# About this exercise:
Go through the material under this sentence. Return every line holding "price".

# Record extracts:
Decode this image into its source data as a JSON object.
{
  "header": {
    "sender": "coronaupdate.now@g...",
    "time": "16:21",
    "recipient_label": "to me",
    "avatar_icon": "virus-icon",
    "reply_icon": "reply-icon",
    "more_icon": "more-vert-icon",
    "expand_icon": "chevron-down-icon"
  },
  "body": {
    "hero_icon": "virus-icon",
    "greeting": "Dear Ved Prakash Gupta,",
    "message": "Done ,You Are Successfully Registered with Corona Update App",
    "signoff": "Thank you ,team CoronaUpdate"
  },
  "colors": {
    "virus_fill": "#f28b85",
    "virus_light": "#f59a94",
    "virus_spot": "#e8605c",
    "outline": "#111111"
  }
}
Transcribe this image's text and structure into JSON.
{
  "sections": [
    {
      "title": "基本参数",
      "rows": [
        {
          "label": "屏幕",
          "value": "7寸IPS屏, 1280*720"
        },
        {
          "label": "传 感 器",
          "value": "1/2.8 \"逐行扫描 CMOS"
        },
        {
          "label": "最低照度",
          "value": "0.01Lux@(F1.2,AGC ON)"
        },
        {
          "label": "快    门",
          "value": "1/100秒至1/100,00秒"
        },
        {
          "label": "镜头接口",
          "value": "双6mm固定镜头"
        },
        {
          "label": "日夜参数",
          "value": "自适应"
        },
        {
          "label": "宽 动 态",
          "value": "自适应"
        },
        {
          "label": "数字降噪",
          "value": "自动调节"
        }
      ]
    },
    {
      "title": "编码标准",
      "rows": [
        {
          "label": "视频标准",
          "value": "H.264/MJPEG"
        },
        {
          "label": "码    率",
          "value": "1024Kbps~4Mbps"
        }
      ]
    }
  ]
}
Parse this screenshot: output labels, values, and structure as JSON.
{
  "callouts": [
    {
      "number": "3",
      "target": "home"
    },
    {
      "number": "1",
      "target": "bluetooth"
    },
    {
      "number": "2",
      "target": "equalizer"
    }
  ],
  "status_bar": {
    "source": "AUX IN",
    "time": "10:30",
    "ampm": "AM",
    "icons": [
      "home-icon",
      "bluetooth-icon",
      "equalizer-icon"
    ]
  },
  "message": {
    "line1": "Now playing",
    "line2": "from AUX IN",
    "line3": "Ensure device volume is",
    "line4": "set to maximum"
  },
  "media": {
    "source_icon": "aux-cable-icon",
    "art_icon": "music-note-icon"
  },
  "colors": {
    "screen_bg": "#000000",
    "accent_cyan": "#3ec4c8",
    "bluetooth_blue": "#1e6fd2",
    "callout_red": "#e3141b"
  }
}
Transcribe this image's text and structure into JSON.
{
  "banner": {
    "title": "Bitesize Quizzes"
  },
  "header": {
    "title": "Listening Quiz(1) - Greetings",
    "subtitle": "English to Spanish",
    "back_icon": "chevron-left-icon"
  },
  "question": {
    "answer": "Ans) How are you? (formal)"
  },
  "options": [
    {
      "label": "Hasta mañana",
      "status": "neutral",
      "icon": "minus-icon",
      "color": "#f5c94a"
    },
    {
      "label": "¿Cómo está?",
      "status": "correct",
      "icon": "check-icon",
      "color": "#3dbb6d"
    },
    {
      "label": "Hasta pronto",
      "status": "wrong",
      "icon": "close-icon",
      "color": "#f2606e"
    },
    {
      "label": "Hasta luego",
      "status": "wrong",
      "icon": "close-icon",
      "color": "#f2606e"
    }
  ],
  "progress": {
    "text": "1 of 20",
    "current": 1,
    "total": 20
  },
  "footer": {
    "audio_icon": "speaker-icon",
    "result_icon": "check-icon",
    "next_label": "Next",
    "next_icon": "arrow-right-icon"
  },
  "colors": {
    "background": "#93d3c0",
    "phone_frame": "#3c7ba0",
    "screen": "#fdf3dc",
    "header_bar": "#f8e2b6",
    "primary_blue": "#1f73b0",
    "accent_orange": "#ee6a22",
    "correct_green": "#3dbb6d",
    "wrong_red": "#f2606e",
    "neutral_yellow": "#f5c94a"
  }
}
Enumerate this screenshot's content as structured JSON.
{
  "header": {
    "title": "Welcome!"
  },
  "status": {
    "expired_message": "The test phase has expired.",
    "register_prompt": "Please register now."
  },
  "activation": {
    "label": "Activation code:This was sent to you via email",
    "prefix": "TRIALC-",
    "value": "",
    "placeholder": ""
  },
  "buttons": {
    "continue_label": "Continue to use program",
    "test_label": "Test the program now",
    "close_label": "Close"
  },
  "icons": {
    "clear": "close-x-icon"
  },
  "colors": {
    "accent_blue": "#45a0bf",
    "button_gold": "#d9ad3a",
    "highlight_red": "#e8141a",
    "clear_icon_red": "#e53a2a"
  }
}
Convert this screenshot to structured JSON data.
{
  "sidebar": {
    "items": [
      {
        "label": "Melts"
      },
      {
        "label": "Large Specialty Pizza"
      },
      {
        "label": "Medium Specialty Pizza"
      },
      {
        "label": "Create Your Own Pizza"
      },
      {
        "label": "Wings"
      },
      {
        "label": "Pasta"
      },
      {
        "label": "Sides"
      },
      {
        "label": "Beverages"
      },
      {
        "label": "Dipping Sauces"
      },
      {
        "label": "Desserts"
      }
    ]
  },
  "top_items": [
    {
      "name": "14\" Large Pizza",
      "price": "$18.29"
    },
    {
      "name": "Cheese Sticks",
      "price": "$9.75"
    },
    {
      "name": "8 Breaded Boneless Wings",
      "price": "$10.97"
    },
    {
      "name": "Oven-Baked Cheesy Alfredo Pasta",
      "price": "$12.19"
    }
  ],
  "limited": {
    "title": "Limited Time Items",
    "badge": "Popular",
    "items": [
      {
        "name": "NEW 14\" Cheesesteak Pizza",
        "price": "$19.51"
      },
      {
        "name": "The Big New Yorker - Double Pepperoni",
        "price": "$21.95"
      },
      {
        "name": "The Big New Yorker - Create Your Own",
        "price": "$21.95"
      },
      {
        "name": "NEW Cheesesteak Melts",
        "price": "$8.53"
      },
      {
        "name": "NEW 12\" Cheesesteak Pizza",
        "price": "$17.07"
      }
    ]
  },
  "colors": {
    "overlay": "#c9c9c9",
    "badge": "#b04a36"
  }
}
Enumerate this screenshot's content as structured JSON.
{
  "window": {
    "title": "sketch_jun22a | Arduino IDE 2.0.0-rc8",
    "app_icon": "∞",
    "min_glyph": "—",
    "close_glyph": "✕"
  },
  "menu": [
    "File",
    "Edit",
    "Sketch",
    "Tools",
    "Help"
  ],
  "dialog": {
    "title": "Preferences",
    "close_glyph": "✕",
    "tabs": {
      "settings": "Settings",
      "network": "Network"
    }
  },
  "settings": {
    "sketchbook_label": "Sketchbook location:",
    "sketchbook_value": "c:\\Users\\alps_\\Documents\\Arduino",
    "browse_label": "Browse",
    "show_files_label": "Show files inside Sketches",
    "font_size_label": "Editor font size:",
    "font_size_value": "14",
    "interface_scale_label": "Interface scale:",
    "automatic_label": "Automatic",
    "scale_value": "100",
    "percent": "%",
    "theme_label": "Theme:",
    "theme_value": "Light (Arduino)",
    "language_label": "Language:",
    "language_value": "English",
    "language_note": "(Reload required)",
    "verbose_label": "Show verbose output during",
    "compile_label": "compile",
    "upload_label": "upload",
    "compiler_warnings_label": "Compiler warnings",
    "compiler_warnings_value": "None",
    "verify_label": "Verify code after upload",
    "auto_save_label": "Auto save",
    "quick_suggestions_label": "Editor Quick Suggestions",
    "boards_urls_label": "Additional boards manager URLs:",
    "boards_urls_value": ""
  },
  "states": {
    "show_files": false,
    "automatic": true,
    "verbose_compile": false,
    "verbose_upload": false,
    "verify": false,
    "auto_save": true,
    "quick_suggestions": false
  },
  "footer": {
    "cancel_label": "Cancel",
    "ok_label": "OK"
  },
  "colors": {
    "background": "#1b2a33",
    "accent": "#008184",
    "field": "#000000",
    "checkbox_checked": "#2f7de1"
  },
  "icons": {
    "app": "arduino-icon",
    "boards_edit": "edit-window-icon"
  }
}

# Response to the task:
      "price": "$18.29"
      "price": "$9.75"
      "price": "$10.97"
      "price": "$12.19"
        "price": "$19.51"
        "price": "$21.95"
        "price": "$21.95"
        "price": "$8.53"
        "price": "$17.07"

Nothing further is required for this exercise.